> [REQUIREMENT]: The count of lines below that include the string "structured" is the whole answer; write it alone.

......

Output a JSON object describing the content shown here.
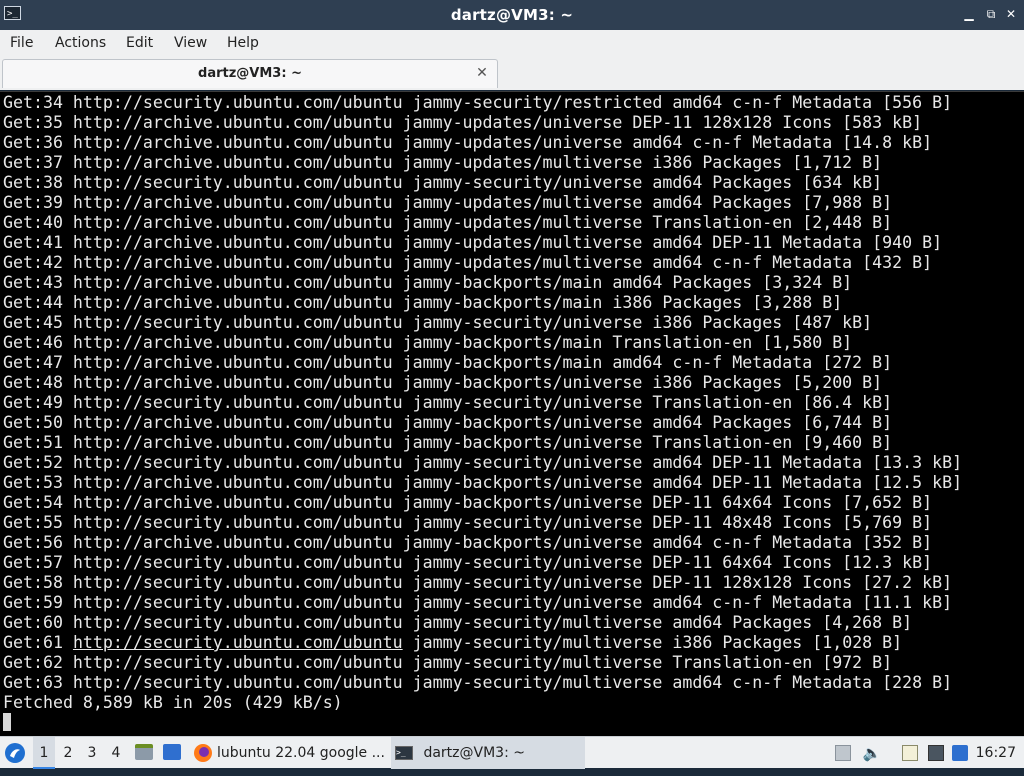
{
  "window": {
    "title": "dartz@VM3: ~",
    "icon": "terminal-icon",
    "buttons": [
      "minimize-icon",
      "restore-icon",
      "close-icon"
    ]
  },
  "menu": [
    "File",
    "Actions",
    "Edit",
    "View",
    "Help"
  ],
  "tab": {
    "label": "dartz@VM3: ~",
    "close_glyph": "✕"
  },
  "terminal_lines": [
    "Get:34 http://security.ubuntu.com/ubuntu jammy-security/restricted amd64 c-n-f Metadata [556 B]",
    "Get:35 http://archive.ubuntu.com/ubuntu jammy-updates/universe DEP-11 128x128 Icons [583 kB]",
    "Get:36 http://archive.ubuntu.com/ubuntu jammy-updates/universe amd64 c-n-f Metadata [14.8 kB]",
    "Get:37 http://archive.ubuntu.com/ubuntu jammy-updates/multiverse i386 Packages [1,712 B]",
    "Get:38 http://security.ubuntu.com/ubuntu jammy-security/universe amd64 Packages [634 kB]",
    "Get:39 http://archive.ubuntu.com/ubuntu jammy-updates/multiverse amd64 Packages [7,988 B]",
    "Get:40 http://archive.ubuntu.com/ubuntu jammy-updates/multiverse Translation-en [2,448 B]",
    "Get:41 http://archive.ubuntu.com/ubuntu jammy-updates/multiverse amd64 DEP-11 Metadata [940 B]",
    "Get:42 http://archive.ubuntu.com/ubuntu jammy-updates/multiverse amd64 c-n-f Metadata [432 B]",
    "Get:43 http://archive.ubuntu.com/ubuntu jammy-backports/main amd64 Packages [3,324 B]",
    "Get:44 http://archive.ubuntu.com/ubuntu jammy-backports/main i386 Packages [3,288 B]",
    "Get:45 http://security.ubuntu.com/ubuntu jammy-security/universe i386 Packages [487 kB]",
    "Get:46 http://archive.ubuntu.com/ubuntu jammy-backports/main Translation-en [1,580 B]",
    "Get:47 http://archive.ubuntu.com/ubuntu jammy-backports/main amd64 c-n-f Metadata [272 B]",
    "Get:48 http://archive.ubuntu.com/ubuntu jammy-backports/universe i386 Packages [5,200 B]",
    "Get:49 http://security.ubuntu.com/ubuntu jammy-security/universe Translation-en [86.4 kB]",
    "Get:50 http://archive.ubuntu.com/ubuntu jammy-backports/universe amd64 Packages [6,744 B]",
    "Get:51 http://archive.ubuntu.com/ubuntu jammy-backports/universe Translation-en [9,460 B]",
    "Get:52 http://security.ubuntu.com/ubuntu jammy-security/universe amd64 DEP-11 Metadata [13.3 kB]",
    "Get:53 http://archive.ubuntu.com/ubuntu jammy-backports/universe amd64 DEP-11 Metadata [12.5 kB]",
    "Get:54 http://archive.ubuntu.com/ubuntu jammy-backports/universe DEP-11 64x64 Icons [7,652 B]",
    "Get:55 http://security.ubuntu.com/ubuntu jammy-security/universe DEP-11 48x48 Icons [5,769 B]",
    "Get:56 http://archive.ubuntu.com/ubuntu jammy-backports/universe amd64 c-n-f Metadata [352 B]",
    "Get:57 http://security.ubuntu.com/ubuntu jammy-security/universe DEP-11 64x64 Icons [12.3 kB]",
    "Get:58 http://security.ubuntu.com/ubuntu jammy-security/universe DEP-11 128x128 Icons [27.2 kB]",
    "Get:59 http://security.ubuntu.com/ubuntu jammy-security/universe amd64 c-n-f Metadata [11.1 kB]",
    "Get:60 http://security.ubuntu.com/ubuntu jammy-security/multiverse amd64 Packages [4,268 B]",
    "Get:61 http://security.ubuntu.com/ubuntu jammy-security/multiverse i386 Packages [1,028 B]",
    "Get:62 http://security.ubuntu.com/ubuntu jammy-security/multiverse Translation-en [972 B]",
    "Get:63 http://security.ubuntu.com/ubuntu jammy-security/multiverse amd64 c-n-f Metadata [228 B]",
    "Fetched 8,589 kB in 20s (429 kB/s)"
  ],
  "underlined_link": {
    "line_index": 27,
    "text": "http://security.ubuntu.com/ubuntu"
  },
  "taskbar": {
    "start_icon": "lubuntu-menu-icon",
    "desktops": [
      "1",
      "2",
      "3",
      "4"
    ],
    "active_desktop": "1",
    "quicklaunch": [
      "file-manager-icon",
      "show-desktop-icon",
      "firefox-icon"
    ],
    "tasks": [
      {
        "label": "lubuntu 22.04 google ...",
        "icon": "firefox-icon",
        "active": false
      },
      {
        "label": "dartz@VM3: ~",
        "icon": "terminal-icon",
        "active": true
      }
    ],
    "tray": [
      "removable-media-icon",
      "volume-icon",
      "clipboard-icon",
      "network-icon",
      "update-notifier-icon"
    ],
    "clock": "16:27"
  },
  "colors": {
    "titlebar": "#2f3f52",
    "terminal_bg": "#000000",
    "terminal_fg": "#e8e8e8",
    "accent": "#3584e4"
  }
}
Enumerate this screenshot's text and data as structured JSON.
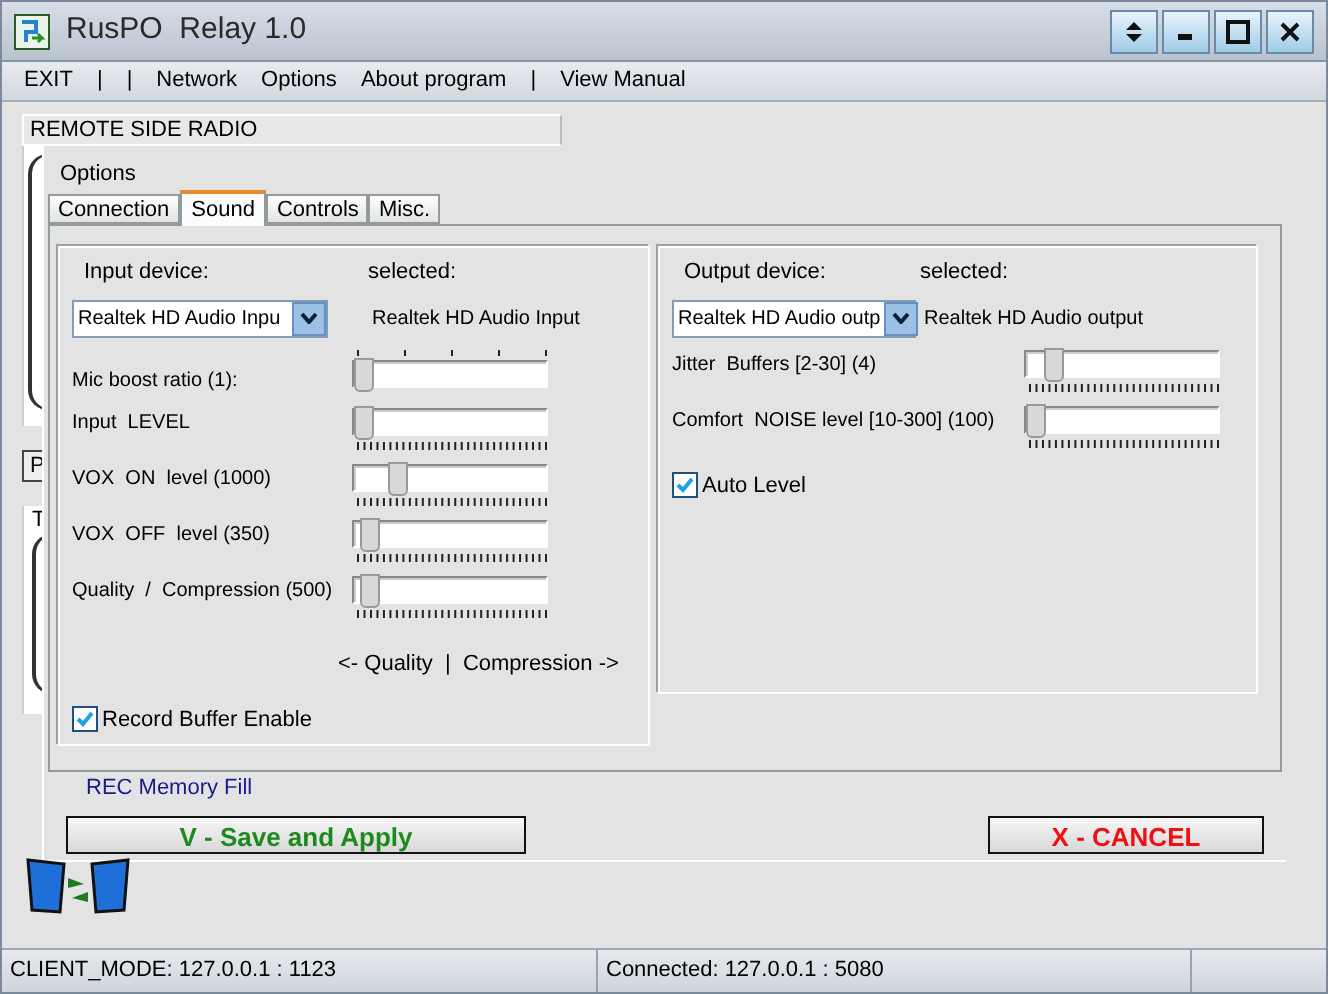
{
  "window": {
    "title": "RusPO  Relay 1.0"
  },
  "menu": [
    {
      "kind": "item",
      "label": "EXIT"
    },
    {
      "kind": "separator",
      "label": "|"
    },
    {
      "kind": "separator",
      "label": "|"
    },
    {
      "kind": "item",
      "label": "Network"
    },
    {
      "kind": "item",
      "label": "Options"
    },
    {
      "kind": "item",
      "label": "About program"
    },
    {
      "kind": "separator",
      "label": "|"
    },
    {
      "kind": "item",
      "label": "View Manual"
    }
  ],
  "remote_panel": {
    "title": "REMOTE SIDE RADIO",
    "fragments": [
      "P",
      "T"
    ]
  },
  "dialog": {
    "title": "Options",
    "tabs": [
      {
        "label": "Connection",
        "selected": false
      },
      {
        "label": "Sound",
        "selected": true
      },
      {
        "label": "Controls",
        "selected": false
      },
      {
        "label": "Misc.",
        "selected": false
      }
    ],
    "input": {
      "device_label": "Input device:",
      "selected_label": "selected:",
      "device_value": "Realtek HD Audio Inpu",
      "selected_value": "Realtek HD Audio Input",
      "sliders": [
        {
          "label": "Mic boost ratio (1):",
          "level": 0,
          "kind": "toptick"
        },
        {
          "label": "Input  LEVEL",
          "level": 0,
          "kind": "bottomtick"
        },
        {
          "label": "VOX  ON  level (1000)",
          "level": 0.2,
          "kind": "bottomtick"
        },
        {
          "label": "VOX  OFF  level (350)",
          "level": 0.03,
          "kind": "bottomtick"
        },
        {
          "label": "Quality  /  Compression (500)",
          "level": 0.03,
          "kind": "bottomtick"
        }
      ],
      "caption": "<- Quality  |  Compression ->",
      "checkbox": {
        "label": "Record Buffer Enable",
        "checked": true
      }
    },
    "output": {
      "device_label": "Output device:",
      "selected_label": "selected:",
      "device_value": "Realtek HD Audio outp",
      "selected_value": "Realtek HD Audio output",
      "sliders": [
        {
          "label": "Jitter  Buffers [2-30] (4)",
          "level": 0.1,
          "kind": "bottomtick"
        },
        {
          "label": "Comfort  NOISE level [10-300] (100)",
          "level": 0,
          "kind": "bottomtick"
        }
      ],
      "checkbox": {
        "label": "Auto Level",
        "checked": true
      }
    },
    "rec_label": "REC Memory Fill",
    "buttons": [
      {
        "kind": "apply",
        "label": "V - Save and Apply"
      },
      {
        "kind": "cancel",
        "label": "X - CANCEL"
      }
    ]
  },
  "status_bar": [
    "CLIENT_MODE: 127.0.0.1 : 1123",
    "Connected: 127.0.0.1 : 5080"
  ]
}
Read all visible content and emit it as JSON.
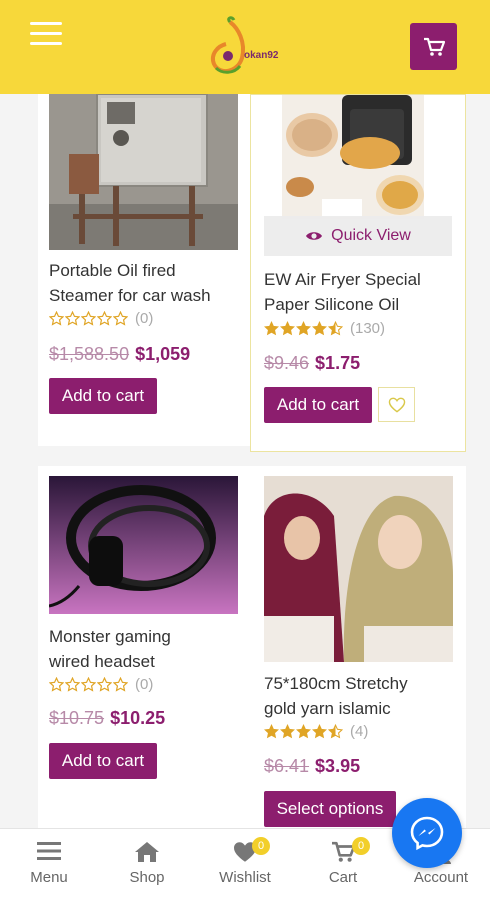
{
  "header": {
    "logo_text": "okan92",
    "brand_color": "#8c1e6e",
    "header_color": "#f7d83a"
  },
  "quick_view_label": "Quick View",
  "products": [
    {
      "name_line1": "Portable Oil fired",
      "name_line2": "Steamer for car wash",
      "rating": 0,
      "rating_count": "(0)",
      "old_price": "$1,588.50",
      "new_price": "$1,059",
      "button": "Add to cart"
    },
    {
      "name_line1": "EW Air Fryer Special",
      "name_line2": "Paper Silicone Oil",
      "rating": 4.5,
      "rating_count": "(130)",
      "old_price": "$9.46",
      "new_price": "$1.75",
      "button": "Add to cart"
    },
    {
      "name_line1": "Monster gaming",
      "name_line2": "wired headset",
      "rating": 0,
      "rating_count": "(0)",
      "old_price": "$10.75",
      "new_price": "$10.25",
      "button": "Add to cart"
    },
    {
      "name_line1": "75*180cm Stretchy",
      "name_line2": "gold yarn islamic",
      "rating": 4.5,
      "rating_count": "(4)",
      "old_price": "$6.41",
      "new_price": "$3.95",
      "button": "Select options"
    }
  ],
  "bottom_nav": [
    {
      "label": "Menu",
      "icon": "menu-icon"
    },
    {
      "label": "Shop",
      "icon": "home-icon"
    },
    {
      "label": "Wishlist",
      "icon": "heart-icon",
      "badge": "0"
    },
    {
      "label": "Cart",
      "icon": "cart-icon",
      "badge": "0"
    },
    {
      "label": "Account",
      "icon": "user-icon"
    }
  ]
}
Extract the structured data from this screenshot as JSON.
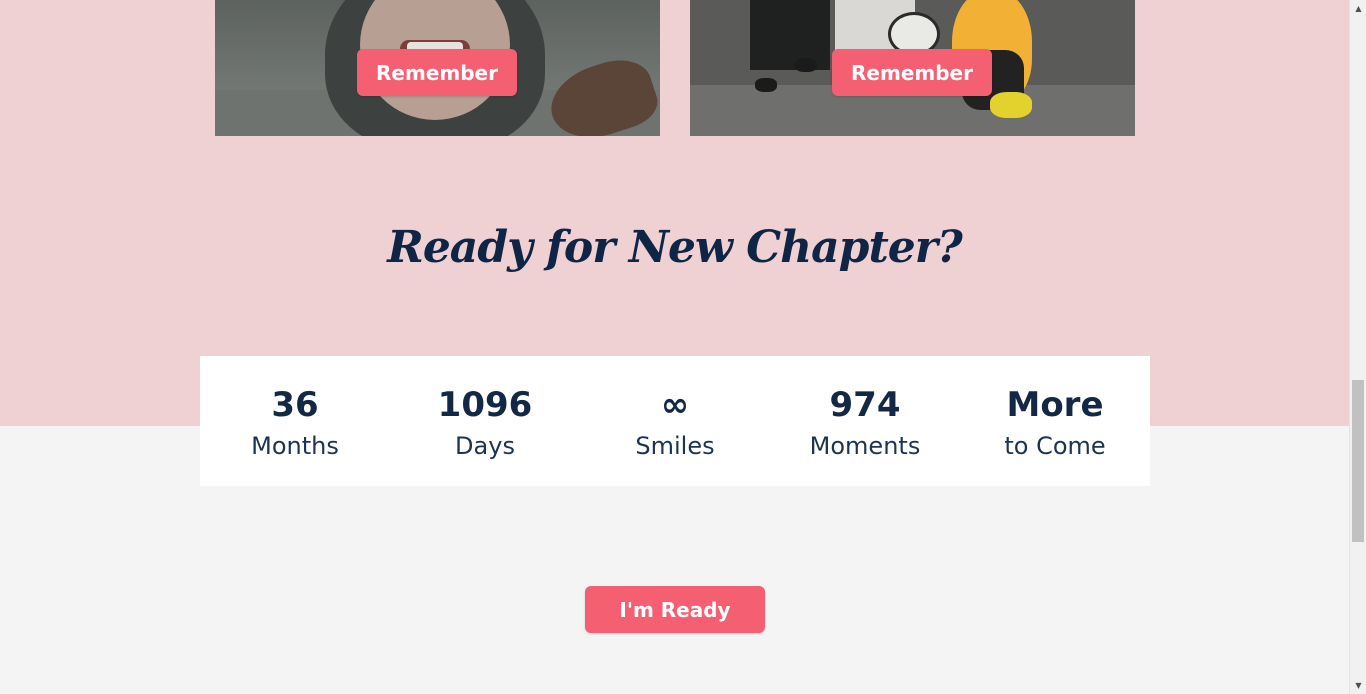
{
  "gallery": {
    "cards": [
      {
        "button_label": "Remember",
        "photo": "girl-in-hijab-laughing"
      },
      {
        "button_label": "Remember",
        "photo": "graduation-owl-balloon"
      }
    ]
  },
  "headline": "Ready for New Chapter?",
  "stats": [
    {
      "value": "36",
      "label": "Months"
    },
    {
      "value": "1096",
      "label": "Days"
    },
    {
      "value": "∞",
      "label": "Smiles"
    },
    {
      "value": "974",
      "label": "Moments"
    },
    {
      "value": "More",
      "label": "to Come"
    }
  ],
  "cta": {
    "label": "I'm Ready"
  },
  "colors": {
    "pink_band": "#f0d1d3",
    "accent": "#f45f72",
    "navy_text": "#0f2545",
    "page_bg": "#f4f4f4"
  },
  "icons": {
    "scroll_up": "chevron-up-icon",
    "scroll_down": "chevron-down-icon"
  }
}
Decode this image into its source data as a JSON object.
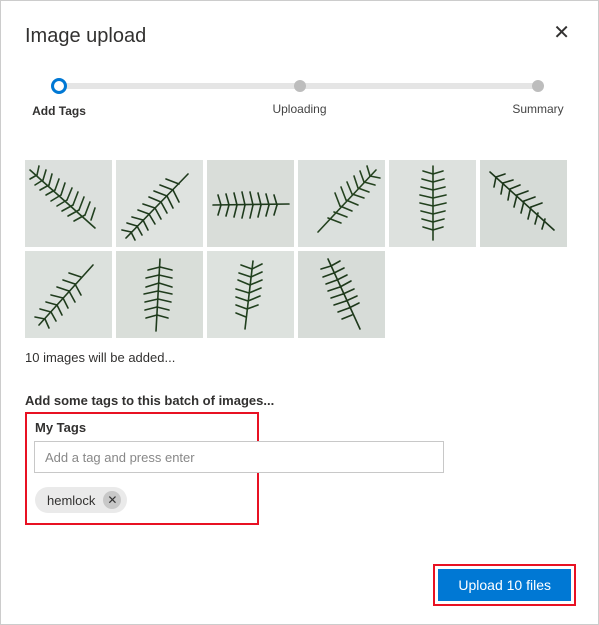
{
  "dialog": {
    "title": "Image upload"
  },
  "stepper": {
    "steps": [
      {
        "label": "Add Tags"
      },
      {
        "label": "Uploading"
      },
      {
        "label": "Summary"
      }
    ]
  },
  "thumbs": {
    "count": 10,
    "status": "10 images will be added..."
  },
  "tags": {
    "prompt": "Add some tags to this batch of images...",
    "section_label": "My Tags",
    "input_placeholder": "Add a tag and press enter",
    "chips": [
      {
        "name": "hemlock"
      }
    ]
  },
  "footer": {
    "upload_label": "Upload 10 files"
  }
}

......

> [REPLY TO THE TASK]: 2